The following paragraph is excerpted from a short paper about William Cullen Bryant's "Thanatopsis” written by Deanna Ludwin. In the first stanza, Nature is sympathetic to "him who in the love of Nature holds/Communion with her visible forms" (1- 2). Though in her lover's "gayer hours" she generously offers her most cheerful self—her "voice of gladness" and her "smile" and eloquence of beauty"—she is present to help him during his "darker musings" too (3-6). However, when Nature's lover thinks of death and all of its accompaniments—the "shroud, and pall/... and the narrow house" (11-12), then Nature offers him solace with her "teachings... / [her] Earth and her waters, and the depths of air" (15-16). Curiously, the speaker sees Nature offering comfort through the earth as a tomb as well—the great tomb of man" (45), a tomb decorated by all of earth's "visible forms": hills, woods, rivers, brooks, meadows, and Ocean (37-43). Certainly, this is an image to soothe us, not to frighten us. Q: What do the numbers inside the ( ) indicate? A: These are the numbers of the lines from which the quotes are taken. Q: Why are some letters and words placed inside brackets [ ]? A: Because they are my words, not the poet's. I have included them to clarify meaning or to smoothly incorporate the quotation into the text. Q: Why do I refer to "man" rather than "human"? Isn't this sexist? A: Perhaps it is, but since Bryant uses the term "man" and the pronouns "he" and "him," so do I. Q: What does the slash ( / ) mean? A: This shows where a line of poetry ends.

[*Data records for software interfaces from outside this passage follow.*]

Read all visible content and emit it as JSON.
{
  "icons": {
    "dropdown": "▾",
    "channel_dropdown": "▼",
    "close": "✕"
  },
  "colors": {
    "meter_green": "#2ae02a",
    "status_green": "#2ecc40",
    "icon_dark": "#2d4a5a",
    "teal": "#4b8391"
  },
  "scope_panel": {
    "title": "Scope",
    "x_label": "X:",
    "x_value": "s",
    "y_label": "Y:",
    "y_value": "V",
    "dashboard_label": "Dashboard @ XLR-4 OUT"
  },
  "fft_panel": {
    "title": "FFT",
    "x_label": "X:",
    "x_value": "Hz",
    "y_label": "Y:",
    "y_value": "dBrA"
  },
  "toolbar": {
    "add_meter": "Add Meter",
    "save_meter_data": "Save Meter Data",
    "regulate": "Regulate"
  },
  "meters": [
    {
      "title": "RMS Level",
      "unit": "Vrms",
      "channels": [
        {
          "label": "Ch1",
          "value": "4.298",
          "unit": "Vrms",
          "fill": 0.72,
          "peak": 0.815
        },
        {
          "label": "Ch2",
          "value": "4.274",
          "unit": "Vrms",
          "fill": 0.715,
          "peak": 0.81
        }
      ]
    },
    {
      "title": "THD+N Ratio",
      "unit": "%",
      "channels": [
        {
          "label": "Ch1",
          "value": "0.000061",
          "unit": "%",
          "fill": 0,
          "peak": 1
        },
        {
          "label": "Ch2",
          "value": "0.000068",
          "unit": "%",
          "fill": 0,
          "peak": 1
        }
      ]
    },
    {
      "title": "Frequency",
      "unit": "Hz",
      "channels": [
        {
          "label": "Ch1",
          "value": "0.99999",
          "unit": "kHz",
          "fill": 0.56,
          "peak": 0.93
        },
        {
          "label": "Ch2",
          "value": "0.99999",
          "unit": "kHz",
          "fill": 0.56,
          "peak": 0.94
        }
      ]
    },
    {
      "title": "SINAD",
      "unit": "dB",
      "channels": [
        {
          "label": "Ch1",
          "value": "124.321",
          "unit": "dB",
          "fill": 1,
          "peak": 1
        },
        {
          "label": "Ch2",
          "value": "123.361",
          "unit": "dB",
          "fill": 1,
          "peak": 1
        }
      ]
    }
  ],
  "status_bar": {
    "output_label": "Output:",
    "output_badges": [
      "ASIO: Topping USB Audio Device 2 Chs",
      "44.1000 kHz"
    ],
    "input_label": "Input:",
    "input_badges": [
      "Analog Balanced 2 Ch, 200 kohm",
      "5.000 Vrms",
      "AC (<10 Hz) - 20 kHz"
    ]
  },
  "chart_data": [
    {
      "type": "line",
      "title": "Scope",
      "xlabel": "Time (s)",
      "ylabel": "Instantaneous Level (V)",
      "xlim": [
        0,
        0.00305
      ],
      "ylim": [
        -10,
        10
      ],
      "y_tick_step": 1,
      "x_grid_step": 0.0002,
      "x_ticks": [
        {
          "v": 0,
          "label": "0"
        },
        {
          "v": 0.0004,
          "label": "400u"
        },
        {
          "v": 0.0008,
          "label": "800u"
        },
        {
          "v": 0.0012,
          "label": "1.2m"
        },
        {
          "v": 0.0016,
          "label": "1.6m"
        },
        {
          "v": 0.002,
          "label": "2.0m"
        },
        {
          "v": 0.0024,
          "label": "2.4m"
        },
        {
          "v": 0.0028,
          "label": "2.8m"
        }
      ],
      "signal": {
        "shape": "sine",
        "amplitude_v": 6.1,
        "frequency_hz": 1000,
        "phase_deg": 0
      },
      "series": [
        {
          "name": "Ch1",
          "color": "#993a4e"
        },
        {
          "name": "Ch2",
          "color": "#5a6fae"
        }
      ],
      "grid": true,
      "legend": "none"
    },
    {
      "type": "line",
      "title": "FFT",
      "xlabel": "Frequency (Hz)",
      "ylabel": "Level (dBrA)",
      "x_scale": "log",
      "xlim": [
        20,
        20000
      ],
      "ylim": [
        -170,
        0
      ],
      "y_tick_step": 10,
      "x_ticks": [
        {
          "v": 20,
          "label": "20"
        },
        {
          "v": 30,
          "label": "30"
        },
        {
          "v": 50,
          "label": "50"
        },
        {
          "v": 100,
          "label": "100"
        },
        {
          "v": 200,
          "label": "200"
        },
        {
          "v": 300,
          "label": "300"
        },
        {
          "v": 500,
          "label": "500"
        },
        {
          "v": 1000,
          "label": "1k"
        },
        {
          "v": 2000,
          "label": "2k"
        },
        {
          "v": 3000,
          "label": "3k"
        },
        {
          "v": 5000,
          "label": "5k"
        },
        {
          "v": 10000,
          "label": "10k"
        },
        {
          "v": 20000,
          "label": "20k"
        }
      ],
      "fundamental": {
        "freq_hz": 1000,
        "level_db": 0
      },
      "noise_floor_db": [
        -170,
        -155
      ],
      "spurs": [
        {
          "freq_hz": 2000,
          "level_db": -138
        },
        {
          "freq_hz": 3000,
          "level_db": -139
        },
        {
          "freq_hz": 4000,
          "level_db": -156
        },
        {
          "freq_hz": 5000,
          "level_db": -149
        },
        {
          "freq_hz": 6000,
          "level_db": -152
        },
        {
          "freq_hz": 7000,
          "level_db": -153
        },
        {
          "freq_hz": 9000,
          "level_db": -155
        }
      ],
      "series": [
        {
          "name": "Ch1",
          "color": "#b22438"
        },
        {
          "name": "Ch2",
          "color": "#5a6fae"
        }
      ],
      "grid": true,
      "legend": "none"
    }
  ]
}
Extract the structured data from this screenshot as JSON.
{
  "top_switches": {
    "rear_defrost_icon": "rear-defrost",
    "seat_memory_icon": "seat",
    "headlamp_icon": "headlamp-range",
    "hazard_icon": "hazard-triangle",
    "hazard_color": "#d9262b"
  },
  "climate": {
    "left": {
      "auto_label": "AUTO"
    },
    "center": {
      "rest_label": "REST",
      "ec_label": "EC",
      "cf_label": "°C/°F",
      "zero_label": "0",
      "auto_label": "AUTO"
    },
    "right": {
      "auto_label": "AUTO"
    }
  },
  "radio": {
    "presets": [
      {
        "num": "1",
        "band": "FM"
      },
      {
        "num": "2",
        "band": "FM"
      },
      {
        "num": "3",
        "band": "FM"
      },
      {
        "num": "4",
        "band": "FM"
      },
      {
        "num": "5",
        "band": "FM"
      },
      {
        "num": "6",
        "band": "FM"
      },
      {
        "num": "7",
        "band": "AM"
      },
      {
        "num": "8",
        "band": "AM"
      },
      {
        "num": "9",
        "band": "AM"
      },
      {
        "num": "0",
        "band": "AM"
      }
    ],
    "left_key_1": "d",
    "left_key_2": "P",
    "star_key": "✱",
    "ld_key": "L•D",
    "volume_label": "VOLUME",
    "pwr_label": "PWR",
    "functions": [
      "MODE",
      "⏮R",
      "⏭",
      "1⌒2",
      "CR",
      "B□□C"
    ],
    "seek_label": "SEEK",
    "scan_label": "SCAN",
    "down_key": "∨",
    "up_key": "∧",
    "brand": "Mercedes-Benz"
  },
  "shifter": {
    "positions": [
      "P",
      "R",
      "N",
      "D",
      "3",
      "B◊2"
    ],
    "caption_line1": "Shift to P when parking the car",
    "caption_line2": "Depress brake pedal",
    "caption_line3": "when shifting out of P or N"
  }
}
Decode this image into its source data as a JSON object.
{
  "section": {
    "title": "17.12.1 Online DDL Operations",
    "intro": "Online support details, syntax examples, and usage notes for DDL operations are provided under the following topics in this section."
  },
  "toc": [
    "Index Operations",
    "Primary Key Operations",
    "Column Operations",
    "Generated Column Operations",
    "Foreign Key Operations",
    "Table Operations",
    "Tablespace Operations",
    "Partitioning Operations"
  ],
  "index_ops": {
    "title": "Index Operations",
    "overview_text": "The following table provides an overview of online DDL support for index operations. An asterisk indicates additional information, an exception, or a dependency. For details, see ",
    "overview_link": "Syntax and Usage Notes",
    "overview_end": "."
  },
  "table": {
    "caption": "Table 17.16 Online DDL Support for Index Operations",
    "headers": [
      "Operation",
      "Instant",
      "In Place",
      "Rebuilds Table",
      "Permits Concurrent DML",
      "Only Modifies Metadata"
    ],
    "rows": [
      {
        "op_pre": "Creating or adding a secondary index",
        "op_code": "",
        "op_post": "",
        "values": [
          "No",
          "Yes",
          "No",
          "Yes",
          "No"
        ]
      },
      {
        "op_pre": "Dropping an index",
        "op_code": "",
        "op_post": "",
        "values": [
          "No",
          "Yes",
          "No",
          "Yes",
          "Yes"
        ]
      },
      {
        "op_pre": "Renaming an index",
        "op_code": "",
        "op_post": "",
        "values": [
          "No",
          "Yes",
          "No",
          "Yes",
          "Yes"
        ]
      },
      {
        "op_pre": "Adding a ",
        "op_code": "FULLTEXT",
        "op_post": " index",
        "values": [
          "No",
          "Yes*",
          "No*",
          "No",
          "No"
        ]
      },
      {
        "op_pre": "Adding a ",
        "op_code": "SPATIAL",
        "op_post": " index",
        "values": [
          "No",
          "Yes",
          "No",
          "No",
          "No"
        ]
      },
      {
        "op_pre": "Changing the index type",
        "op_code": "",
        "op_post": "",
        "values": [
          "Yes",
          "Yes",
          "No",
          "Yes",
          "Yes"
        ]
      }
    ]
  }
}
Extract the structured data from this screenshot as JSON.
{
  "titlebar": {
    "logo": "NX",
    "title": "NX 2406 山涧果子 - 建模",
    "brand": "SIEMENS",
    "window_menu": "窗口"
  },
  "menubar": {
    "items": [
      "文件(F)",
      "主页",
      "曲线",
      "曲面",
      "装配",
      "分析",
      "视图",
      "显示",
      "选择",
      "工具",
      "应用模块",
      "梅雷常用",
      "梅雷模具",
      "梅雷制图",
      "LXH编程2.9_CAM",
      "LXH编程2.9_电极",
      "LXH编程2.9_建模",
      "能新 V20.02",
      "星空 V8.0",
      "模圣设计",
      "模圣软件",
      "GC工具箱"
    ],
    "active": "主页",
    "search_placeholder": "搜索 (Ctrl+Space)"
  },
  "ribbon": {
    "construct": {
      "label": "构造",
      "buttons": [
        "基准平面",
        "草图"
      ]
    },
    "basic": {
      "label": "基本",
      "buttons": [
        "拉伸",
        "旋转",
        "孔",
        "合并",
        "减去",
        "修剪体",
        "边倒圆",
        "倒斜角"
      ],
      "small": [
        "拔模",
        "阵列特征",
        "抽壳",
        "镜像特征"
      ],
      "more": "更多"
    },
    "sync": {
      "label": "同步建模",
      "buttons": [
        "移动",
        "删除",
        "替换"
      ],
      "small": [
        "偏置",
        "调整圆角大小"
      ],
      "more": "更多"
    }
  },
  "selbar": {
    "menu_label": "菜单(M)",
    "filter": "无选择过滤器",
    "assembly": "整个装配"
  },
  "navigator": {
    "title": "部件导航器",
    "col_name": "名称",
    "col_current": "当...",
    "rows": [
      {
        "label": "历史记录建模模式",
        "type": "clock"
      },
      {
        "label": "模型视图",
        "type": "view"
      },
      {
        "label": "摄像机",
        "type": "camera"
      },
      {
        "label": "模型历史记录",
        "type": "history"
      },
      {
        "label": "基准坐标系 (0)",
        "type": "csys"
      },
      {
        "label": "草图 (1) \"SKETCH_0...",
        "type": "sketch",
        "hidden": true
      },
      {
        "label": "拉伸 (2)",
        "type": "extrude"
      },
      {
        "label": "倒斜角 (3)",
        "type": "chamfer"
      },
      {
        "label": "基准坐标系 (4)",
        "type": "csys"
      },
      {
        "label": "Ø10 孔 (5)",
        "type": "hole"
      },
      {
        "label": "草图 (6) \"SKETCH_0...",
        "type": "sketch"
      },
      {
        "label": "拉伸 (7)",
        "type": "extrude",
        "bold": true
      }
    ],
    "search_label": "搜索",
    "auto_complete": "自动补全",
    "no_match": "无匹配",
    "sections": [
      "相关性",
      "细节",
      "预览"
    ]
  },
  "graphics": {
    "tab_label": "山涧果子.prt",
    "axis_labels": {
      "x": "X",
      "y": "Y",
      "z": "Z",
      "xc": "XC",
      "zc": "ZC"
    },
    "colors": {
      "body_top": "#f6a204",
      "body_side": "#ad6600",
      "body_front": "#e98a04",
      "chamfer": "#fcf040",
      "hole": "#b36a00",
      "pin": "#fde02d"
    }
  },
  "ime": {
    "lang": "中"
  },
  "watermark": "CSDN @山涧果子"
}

Use a slash only to show where one line ends and another begins. Q: What does an ellipsis (... ) mean? A: This shows where a word or phrase has been left out.